When consumer spending loosens up, he said, consumer funds should be there because people have been saving at historic rates, “stashing cash. When confidence returns, spending will let loose,” and payments will probably be made in cash. It’s a market of stimulus, he pointed out, with all the incentives and rebates available.
“This has been an interesting time in our industry,” said Niemi. Of the group’s 400 contractor members, 50 percent participated in the financial survey. Nexstar member revenues are up 5 percent, he said, and profits are down 2 percent. “Some are challenged and some are succeeding.” According to Niemi, 50 percent of the contractors reported either flat or growing markets. The remainder reported a decline.
On the bottom line, 75 percent reported a break even or better. “Members have risen to the challenge,” he said. Their outlook for 2010, he said, showed that 85 percent-plus are optimistic.
Member contractors acknowledged that there has been a downturn, of course, but they also point out the benefits.
“We’re down year on year, but it’s a good thing,” said Kenny Chapman, owner of Peterson Plumbing, Grand Junction, Colo. “It’s a cleansing that needs to happen.”
In addition, “Homeowners are investing in existing homes,” he said. “We’re helping them out with tax credits.” The company is seeing plenty of upgrades and replacements.

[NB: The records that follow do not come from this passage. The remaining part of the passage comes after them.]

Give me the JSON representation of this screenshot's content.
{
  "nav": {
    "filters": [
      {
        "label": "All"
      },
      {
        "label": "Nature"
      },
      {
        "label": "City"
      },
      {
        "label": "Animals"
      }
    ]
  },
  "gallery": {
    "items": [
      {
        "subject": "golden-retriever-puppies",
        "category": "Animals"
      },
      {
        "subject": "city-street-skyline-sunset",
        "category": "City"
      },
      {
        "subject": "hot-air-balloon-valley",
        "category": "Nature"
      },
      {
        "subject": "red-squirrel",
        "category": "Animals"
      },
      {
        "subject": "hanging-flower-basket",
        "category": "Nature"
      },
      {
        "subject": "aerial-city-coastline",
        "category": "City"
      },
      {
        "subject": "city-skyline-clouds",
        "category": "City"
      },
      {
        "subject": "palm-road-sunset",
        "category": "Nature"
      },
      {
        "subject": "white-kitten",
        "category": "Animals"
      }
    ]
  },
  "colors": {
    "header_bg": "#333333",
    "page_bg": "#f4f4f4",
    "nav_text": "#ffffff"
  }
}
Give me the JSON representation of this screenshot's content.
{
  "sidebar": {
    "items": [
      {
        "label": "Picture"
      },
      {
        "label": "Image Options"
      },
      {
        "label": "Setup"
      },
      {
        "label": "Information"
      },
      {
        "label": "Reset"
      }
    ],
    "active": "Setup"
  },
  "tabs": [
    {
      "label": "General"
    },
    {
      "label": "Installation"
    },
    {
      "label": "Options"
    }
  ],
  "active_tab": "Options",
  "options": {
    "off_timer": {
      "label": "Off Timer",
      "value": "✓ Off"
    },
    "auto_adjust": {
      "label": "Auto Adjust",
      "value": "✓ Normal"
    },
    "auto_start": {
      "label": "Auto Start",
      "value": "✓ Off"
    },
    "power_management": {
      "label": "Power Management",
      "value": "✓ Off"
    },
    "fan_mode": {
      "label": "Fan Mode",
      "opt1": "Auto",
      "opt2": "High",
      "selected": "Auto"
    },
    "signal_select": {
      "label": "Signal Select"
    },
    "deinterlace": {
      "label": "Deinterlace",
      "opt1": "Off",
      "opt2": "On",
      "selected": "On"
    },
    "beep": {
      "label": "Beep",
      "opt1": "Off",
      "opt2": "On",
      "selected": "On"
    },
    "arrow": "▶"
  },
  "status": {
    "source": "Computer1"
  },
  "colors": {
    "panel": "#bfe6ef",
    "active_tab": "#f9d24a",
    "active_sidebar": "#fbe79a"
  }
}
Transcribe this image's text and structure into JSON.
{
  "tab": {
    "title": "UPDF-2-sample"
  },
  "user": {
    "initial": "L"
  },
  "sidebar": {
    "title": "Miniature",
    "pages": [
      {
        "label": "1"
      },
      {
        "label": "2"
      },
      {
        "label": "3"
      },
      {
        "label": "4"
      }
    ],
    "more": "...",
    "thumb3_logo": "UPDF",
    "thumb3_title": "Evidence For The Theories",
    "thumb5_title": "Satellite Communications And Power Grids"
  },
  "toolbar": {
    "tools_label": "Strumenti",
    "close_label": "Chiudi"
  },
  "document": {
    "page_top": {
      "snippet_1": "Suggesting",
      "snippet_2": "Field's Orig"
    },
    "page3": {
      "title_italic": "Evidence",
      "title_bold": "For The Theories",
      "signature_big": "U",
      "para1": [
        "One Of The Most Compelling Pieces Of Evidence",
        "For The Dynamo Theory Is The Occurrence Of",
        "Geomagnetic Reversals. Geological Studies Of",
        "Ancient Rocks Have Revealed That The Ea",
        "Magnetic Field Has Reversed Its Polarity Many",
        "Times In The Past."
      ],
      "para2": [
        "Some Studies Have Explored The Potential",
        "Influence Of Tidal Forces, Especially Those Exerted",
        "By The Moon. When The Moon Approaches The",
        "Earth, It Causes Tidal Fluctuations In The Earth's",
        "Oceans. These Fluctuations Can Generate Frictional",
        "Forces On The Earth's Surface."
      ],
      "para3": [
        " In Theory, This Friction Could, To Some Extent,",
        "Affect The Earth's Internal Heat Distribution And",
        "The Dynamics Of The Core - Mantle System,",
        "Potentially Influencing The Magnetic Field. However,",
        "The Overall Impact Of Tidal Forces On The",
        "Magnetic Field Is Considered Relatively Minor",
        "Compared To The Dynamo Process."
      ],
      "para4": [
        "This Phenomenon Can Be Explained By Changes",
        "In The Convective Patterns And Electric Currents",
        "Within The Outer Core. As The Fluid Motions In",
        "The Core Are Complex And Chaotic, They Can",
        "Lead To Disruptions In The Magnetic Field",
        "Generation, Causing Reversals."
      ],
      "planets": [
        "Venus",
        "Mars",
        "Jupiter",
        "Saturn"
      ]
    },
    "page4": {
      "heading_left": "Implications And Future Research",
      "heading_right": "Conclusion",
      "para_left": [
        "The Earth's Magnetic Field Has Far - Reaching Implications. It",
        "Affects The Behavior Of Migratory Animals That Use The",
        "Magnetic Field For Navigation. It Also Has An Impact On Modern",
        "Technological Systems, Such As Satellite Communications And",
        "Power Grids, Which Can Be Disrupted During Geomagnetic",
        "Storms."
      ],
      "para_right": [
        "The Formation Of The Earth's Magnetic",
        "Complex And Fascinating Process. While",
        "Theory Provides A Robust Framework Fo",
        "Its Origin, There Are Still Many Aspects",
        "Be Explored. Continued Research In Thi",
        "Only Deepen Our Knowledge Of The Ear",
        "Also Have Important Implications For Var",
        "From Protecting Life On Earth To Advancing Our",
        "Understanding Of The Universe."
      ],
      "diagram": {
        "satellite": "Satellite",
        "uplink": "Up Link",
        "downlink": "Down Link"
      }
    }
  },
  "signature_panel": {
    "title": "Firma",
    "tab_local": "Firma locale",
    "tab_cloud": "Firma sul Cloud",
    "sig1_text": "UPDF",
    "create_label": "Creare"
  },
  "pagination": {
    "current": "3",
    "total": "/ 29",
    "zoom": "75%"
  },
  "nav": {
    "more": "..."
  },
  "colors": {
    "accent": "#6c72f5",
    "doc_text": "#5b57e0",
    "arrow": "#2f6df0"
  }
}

“Challenges make you pay attention and manage the bottom line,” said Matt Morse, owner of Precision Plumbing Services, Lombard, Ill. “I really think that people have been saving, they have money to spend,” Michael Salonon, owner of Rapid Response Plumbing, Heating and Air Conditioning, Glenwood, Minn. The indicators he has seen of a turnaround include people buying full systems, using tax and utility credits, and paying by check.
Contractors also indicated that consumers are more value conscious as well as energy conscious, and these factors also will add to the strength of 2010.
“People are looking for reasons to look good,” said Chapman. “It feels good to buy green.”
In today’s business reality “We need to work smarter and harder, and be bold,” said Niemi. Both time and money are stretched, and cranky consumers “are gonna test us.” Next year, he said, will be “a new decade of learning.” Contractors need to be committed to training and development, to the point of immersion, in order to make this projected growth a reality. “Team members realize they have to perform,” said Chapman, so “training becomes easier.”
FEEDBACK REQUESTED: What are your projections for 2010? Please send them to Barb Checket-Hanks at firstname.lastname@example.org.
Publication date: 11/02/2009